E when one or more segments are selected, activates Edit mode (shortcut for clicking the Edit button)
H when a segment is selected, activates House Number mode (shortcut for clicking the Edit House Numbers button)
M toggle multi-select mode. Default behavior is that to select multiple segments, you must use the modifier key to multi-select. When toggled active, multi-select mode lets you select multiple segments without using the modifier key.
R toggle segment direction between 1-way (A->B), 1-way (B->A), and 2-way while updating road details. See road direction for more information.
T when one or more segments are selected, activates Restrictions mode (shortcut for clicking the Add/Edit Restrictions button) - mnemonic Time-restrict
Ctrl+A
Cmd+A
select Entire Street - mnemonic Select All
Ctrl+Z
Cmd+Z
undo
Ctrl+ Shift+Y
Cmd+ Shift+Y
redo
Ctrl+ Shift+Z
Cmd+ Shift+Z
redo
Ctrl+
Cmd+
increase elevation of selected segments (if all elevations are the same)
Ctrl+
Cmd+
decrease elevation of selected segments (if all elevations are the same)
Junctions and arrows
A
toggle connection arrows between transparent or opaque so you can see beneath them and click items under them. Often times editors will hit the A key by mistake and then wonder why turn arrows cannot be selected. Some editors use this as their default setting to avoid making unwanted changes to turns by mistake and deactivate only when they want to restrict/allow turns.
ArrowTrans1.png
ArrowTrans2.png
Q disable all connections for the selected junction which makes the turn arrows all red for that selected junction.
S
toggles separation of connection arrows so they do not overlap to ease clicking on either
ArrowSpread2.png
ArrowSpread1.png
W allow all connections for the selected junction which makes the turn arrows all green for that selected junction. Note that this key will only enable all turns that had not previously been automatically enabled by the Waze routing server, called soft allowed turns. The soft allowed turns have a higher penalty than turns enabled by the editor. Therefore since soft and editor allowed turns have the same color green, if it is known that all turns are enabled at a particular intersection, it is better to first force all turns to disabled with the Q key and then press the W key to force them all to editor enabled.
Shift+Z
toggles display of disallowed connections (turns) for every segment/node in the view.

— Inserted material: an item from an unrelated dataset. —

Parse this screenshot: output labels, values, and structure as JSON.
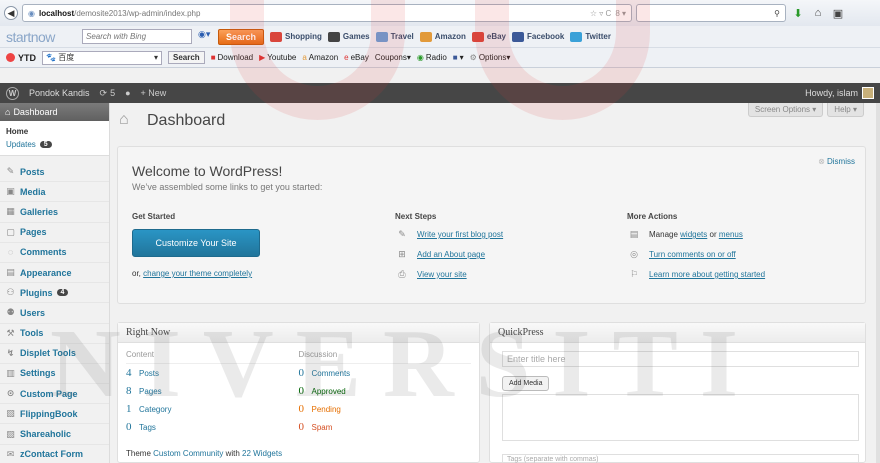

When active, no green arrows are shown.
ArrowShowAll1.png
ArrowShowAll2.png
Display and layers
Shift+A toggles Area Managers layer
Shift+C toggles Cities layer
Shift+D toggles No Name segment highlighting
Shift+E toggles Editable areas layer
Shift+F toggles Full Screen mode
Shift+G toggles GPS points layer
Shift+I toggles Satellite Imagery layer
Shift+L toggles Landmarks layer
Shift+V toggles Live users layer
Shift+P toggles (map) Problems layer
Shift+R toggles Roads layer
Shift+S toggles (speed) Cameras layer
Shift+U toggles Update requests layer
Alt+C toggles Chat window
Alt+ Shift+R reloads layers
Shift+ zooms the map in one level
Shift+ zooms the map out one level
pan the map in all four directions
Shift +click
double-click
re-centers the map on at the clicked location and zooms in one level
Shift +click + drag mouse draws a temporary rectangle and zooms into that portion of the map

Red Cmd keys are for Apple Mac systems



Map Update Timing

Edits made in the online editors do not appear on the Live Map nor client immediately. The Waze servers typically update the client and Live Map every 24 hours, but at times delays could cause this to be multiple days between updates.

Please see the Timeline of updating process page for more detail on the various processes Waze runs and the expected update timing.


Editing Manual

See the Editing manual page.


Style Guides

The Style Guides are important for understanding the nuances of road network design in Waze. Please take time to read, and reference them in the future when you come upon a tricky intersection.


Using External sources (such as Google Imagery)

Template:External sources